● REQUIRED ACTION:
An image-free, word-for-word version of the records below is to be returned.
++++ DATA FOR THE TASK
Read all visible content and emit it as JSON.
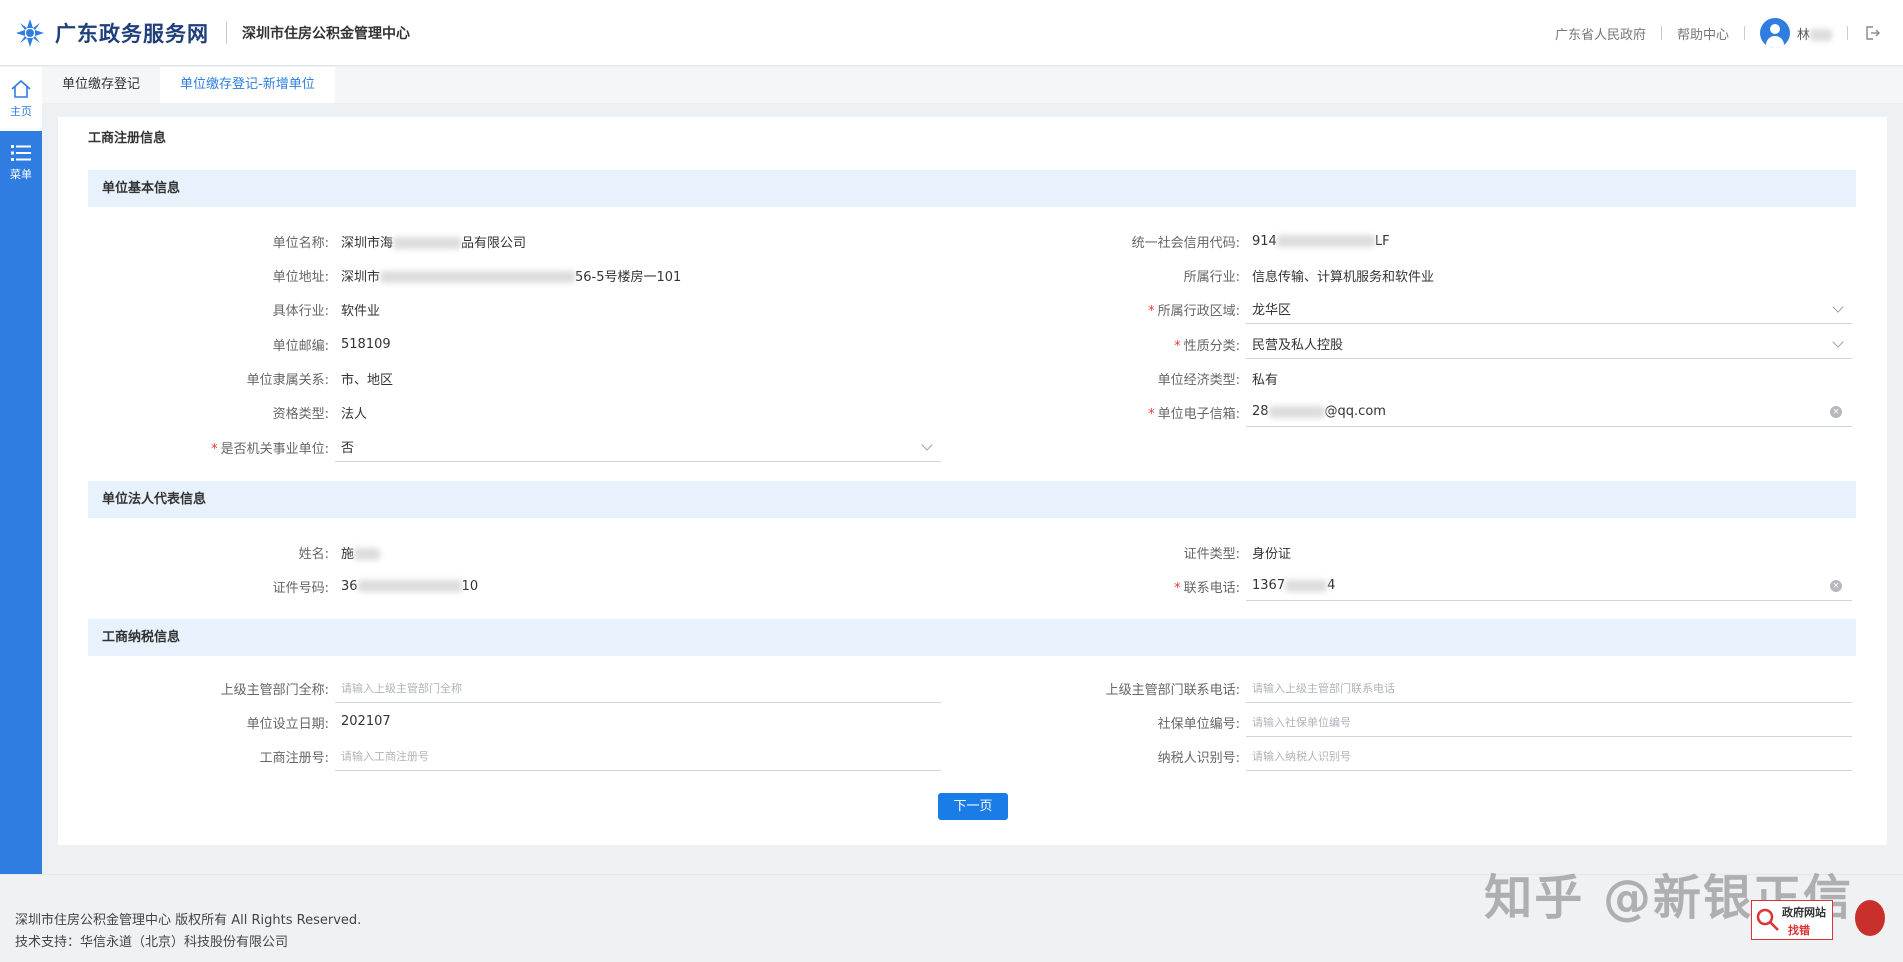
{
  "header": {
    "site_title": "广东政务服务网",
    "org_name": "深圳市住房公积金管理中心",
    "link_gov": "广东省人民政府",
    "link_help": "帮助中心",
    "user_name": "林"
  },
  "sidebar": {
    "home_label": "主页",
    "menu_label": "菜单"
  },
  "tabs": [
    {
      "label": "单位缴存登记"
    },
    {
      "label": "单位缴存登记-新增单位"
    }
  ],
  "card_title": "工商注册信息",
  "sections": {
    "basic": "单位基本信息",
    "legal": "单位法人代表信息",
    "tax": "工商纳税信息"
  },
  "basic": {
    "name_label": "单位名称:",
    "name_prefix": "深圳市海",
    "name_suffix": "品有限公司",
    "credit_label": "统一社会信用代码:",
    "credit_prefix": "914",
    "credit_suffix": "LF",
    "address_label": "单位地址:",
    "address_prefix": "深圳市",
    "address_suffix": "56-5号楼房一101",
    "industry_label": "所属行业:",
    "industry_value": "信息传输、计算机服务和软件业",
    "spec_industry_label": "具体行业:",
    "spec_industry_value": "软件业",
    "district_label": "所属行政区域:",
    "district_value": "龙华区",
    "postcode_label": "单位邮编:",
    "postcode_value": "518109",
    "nature_label": "性质分类:",
    "nature_value": "民营及私人控股",
    "affiliation_label": "单位隶属关系:",
    "affiliation_value": "市、地区",
    "econ_type_label": "单位经济类型:",
    "econ_type_value": "私有",
    "qual_type_label": "资格类型:",
    "qual_type_value": "法人",
    "email_label": "单位电子信箱:",
    "email_prefix": "28",
    "email_suffix": "@qq.com",
    "gov_unit_label": "是否机关事业单位:",
    "gov_unit_value": "否"
  },
  "legal": {
    "name_label": "姓名:",
    "name_prefix": "施",
    "id_type_label": "证件类型:",
    "id_type_value": "身份证",
    "id_no_label": "证件号码:",
    "id_no_prefix": "36",
    "id_no_suffix": "10",
    "phone_label": "联系电话:",
    "phone_prefix": "1367",
    "phone_suffix": "4"
  },
  "tax": {
    "parent_dept_label": "上级主管部门全称:",
    "parent_dept_placeholder": "请输入上级主管部门全称",
    "parent_phone_label": "上级主管部门联系电话:",
    "parent_phone_placeholder": "请输入上级主管部门联系电话",
    "setup_date_label": "单位设立日期:",
    "setup_date_value": "202107",
    "social_no_label": "社保单位编号:",
    "social_no_placeholder": "请输入社保单位编号",
    "reg_no_label": "工商注册号:",
    "reg_no_placeholder": "请输入工商注册号",
    "taxpayer_label": "纳税人识别号:",
    "taxpayer_placeholder": "请输入纳税人识别号"
  },
  "next_button": "下一页",
  "footer": {
    "copyright": "深圳市住房公积金管理中心  版权所有 All Rights Reserved.",
    "support": "技术支持：华信永道（北京）科技股份有限公司",
    "watermark": "知乎 @新银正信",
    "badge_line1": "政府网站",
    "badge_line2": "找错"
  },
  "colors": {
    "primary": "#2f7de1",
    "section_bg": "#e8f2fc",
    "required": "#e53935"
  }
}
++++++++
● RESULT OF THIS EXERCISE:
Read all visible content and emit it as JSON.
{
  "header": {
    "site_title": "广东政务服务网",
    "org_name": "深圳市住房公积金管理中心",
    "link_gov": "广东省人民政府",
    "link_help": "帮助中心",
    "user_name": "林"
  },
  "sidebar": {
    "home_label": "主页",
    "menu_label": "菜单"
  },
  "tabs": [
    {
      "label": "单位缴存登记"
    },
    {
      "label": "单位缴存登记-新增单位"
    }
  ],
  "card_title": "工商注册信息",
  "sections": {
    "basic": "单位基本信息",
    "legal": "单位法人代表信息",
    "tax": "工商纳税信息"
  },
  "basic": {
    "name_label": "单位名称:",
    "name_prefix": "深圳市海",
    "name_suffix": "品有限公司",
    "credit_label": "统一社会信用代码:",
    "credit_prefix": "914",
    "credit_suffix": "LF",
    "address_label": "单位地址:",
    "address_prefix": "深圳市",
    "address_suffix": "56-5号楼房一101",
    "industry_label": "所属行业:",
    "industry_value": "信息传输、计算机服务和软件业",
    "spec_industry_label": "具体行业:",
    "spec_industry_value": "软件业",
    "district_label": "所属行政区域:",
    "district_value": "龙华区",
    "postcode_label": "单位邮编:",
    "postcode_value": "518109",
    "nature_label": "性质分类:",
    "nature_value": "民营及私人控股",
    "affiliation_label": "单位隶属关系:",
    "affiliation_value": "市、地区",
    "econ_type_label": "单位经济类型:",
    "econ_type_value": "私有",
    "qual_type_label": "资格类型:",
    "qual_type_value": "法人",
    "email_label": "单位电子信箱:",
    "email_prefix": "28",
    "email_suffix": "@qq.com",
    "gov_unit_label": "是否机关事业单位:",
    "gov_unit_value": "否"
  },
  "legal": {
    "name_label": "姓名:",
    "name_prefix": "施",
    "id_type_label": "证件类型:",
    "id_type_value": "身份证",
    "id_no_label": "证件号码:",
    "id_no_prefix": "36",
    "id_no_suffix": "10",
    "phone_label": "联系电话:",
    "phone_prefix": "1367",
    "phone_suffix": "4"
  },
  "tax": {
    "parent_dept_label": "上级主管部门全称:",
    "parent_dept_placeholder": "请输入上级主管部门全称",
    "parent_phone_label": "上级主管部门联系电话:",
    "parent_phone_placeholder": "请输入上级主管部门联系电话",
    "setup_date_label": "单位设立日期:",
    "setup_date_value": "202107",
    "social_no_label": "社保单位编号:",
    "social_no_placeholder": "请输入社保单位编号",
    "reg_no_label": "工商注册号:",
    "reg_no_placeholder": "请输入工商注册号",
    "taxpayer_label": "纳税人识别号:",
    "taxpayer_placeholder": "请输入纳税人识别号"
  },
  "next_button": "下一页",
  "footer": {
    "copyright": "深圳市住房公积金管理中心  版权所有 All Rights Reserved.",
    "support": "技术支持：华信永道（北京）科技股份有限公司",
    "watermark": "知乎 @新银正信",
    "badge_line1": "政府网站",
    "badge_line2": "找错"
  },
  "colors": {
    "primary": "#2f7de1",
    "section_bg": "#e8f2fc",
    "required": "#e53935"
  }
}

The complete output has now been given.